• INSTRUCTIONS FOR THE TASK
Output all of the data below without changing a word, and exclude the pictures.

Component data from apps and pages

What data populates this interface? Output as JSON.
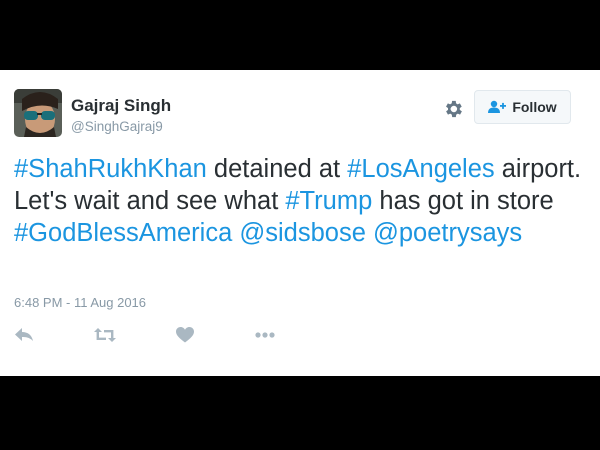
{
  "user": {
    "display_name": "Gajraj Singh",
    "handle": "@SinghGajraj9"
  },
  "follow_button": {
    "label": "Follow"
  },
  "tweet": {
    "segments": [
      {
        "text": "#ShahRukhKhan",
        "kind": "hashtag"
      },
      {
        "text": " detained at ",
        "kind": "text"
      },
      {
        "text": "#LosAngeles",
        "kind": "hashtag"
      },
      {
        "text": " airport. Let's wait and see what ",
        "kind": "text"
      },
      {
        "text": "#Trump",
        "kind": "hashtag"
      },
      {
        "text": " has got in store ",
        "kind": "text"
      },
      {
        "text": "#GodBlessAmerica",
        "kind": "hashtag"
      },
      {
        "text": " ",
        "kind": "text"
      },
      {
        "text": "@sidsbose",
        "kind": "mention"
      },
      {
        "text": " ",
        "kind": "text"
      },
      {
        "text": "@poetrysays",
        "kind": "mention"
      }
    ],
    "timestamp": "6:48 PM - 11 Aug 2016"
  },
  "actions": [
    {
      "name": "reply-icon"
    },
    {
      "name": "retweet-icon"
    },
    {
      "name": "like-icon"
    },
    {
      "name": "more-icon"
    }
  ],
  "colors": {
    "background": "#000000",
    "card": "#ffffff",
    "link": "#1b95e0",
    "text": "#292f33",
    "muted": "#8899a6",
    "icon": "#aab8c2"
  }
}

• RESULT
What data populates this interface? Output as JSON.
{
  "user": {
    "display_name": "Gajraj Singh",
    "handle": "@SinghGajraj9"
  },
  "follow_button": {
    "label": "Follow"
  },
  "tweet": {
    "segments": [
      {
        "text": "#ShahRukhKhan",
        "kind": "hashtag"
      },
      {
        "text": " detained at ",
        "kind": "text"
      },
      {
        "text": "#LosAngeles",
        "kind": "hashtag"
      },
      {
        "text": " airport. Let's wait and see what ",
        "kind": "text"
      },
      {
        "text": "#Trump",
        "kind": "hashtag"
      },
      {
        "text": " has got in store ",
        "kind": "text"
      },
      {
        "text": "#GodBlessAmerica",
        "kind": "hashtag"
      },
      {
        "text": " ",
        "kind": "text"
      },
      {
        "text": "@sidsbose",
        "kind": "mention"
      },
      {
        "text": " ",
        "kind": "text"
      },
      {
        "text": "@poetrysays",
        "kind": "mention"
      }
    ],
    "timestamp": "6:48 PM - 11 Aug 2016"
  },
  "actions": [
    {
      "name": "reply-icon"
    },
    {
      "name": "retweet-icon"
    },
    {
      "name": "like-icon"
    },
    {
      "name": "more-icon"
    }
  ],
  "colors": {
    "background": "#000000",
    "card": "#ffffff",
    "link": "#1b95e0",
    "text": "#292f33",
    "muted": "#8899a6",
    "icon": "#aab8c2"
  }
}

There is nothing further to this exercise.